Additional Information to help you plan your trip to Australia.

Thank you for registering for this meeting. This 2nd announcement contains additional information to help you plan your trip to Australia.


Don't forget that you will most likely require a visa or an Electronic Travel Authority (ETA) to enter Australia. Please do not leave this to the last minute. See:


We recommend that you book a hotel within the CBD, or otherwise within easy public transport of Circular Quay. It is recommended that you book through an on-line referral service such as TripAdvisor or Travelonline to get the best deals:

The two hotels listed below have been used by astronomers in the past and found to be satisfactory:

Both hotels are within about 1 km of Circular Quay.
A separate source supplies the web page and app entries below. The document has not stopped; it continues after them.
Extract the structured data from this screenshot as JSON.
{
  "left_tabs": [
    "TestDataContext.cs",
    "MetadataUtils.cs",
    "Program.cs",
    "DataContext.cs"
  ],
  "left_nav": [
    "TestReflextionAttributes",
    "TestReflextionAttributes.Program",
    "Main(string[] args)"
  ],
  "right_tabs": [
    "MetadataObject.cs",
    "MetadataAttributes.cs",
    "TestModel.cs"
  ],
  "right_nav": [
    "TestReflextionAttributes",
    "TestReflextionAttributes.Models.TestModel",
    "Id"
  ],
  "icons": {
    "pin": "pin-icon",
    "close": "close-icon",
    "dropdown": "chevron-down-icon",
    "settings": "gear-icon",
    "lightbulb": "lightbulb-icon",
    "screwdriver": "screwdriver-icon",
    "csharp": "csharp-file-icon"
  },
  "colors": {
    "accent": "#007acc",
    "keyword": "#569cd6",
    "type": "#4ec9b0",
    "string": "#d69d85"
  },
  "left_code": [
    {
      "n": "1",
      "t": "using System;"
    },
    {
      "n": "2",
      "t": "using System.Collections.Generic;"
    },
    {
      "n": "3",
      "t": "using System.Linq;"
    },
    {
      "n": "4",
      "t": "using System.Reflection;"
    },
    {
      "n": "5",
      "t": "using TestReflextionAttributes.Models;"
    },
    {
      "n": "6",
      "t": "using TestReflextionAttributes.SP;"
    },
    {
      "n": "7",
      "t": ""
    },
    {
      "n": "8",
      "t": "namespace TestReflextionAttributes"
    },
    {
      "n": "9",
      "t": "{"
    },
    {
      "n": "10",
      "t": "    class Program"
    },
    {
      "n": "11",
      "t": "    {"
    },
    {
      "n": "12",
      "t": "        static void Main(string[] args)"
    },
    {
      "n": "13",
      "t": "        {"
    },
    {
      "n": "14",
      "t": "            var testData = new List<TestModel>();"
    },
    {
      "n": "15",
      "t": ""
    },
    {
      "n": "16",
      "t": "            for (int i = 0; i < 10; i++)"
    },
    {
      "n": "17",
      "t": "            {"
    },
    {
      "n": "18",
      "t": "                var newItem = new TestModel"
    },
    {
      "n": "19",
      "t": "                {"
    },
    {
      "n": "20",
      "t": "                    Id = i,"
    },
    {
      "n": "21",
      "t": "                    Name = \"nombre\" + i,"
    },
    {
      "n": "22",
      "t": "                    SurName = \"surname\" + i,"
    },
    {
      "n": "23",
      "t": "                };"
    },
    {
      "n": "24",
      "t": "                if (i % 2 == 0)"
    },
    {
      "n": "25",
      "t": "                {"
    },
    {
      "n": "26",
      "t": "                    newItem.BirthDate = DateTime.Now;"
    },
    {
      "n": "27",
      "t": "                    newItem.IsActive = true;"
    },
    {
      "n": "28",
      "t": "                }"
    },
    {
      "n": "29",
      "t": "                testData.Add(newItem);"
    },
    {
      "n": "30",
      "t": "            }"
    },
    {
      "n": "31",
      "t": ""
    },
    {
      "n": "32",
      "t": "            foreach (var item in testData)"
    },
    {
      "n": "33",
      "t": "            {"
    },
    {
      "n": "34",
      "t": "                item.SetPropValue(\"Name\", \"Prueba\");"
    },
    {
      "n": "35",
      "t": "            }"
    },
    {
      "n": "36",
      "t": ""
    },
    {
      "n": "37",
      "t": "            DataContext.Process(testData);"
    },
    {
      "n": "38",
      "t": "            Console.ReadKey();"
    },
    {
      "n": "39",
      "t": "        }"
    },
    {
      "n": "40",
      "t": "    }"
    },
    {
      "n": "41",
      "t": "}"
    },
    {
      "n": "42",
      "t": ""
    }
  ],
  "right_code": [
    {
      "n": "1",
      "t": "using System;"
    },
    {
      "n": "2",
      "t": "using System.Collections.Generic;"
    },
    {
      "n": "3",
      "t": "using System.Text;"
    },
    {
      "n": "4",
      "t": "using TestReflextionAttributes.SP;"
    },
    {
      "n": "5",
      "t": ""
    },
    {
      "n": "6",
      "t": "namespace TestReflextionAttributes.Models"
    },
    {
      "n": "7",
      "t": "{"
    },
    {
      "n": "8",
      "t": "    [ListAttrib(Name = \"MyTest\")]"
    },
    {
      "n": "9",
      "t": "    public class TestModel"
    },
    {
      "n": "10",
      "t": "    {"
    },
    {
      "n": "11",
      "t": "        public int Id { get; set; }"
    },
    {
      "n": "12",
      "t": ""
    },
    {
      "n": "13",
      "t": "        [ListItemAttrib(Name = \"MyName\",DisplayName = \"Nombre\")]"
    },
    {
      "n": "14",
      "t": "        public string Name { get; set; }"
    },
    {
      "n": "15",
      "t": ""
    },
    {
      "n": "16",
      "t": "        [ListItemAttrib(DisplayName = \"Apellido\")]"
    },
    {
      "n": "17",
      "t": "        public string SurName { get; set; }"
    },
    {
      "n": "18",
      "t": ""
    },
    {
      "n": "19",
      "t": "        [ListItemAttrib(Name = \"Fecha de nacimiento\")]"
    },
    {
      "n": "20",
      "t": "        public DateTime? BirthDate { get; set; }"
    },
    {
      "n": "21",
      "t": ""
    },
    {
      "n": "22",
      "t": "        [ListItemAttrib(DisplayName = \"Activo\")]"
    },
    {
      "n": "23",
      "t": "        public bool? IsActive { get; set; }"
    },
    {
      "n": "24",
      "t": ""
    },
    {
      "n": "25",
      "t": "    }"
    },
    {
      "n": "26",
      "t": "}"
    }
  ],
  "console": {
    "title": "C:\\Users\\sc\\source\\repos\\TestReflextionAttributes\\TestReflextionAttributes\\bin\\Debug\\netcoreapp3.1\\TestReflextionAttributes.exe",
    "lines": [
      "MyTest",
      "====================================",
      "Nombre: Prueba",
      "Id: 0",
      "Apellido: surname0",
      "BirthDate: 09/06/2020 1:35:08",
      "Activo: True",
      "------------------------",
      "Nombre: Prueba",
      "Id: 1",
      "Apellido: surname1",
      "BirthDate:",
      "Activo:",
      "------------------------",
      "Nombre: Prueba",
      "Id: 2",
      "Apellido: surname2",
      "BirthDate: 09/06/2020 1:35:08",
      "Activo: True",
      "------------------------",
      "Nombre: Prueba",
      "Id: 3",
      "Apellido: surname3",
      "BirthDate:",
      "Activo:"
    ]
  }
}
You can walk to the Quay, catch a bus, or there is an underground train ("City Circle" route).


Registration will be available at the Ice Breaker party on the evening of Tuesday 28 June (venue to be advised). For those who miss the party, registration will also be possible on the morning of the first day.

The Conference

The program outline is available on the web. A full program will be available shortly. Each day will begin at 9:00 am and conclude at 5:00 pm.

Transport to and from the Conference Centre

To reach the conference venue at Taronga Zoo, the most convenient way is to catch the 8:15 am ferry from Circular Quay. Do not be late: the ferry will not wait for you and it is a long way to swim. A ferry leaves Taronga Zoo at 5:30 pm, arriving back at Circular Quay at 5:42 pm. The ferry wharf is at the bottom of the zoo area, and each ferry is met by a bus that will take you the 1km up hill to the conference centre (and down again in the evening). If the weather is fine you may prefer to walk. The more adventurous may prefer to catch the Sky Safari (chair lift).

Your conference pack will include six ferry tickets. The ferries to/from the zoo run every half hour from 6:45 am to 6:55 pm.

You can also reach Taronga Zoo by bus; see

If you are completely insane, you may prefer to drive.


Sydney's climate is described (see: ) as "pleasantly moderate". For June/July the temperature ranges from 9 to 16 C, with an average of 21 sunny days each of those months. It may, however, rain: average rainfall in June is 123 mm and in July, 69 mm.

Arriving in Sydney

Most folk will arrive at Sydney's Kingsford Smith airport. Please note that Australia has very strict quarantine laws regarding the importation of food and other plant and animal material. Please do not be tempted to test these laws.

If you have booked a hotel in the Sydney CBD, the simplest thing to do is to descend into the bowels of the airport and catch a train to the city (see map). Trains run every 10 - 15 minutes and take 12 minutes to reach the city. Jump off at Central, Museum, St. James, Circular Quay, Wynyard or Town Hall station - whichever is closest to your hotel. The fare is AUD15.00.

As previously advised, you should try to arrive in Sydney at least 24 hours before the meeting to mitigate the effects of jet lag. The only thing worse than falling asleep during somebody else's talk is falling asleep during your own.

Social program

We will kick off with an Ice Breaker party on the Tuesday.

Wednesday evening is free; you may wish to consider taking in a performance by the Sydney Symphony Orchestra at the Opera House:

The conference dinner will be on Thursday evening.

Friday evening is again free.

A social activity (possibly a Harbour Cruise or bush walk) will be arranged for Saturday 2 July if there is sufficient interest. For folk wishing to arrange their own activities before or after the meeting, a good place to start is:

Finally, we currently have 52 people attending from 9 different countries. It should be a very interesting meeting!

Best wishes,

View 3rd announcement

This is a SCAR Scientific Research Program meeting, with additional funding generously provided by the Australian Antarctic Division, Astronomy Australia Limited, Australian Astronomical Observatory, CSIRO Astronomy and Space Science, and the University of New South Wales.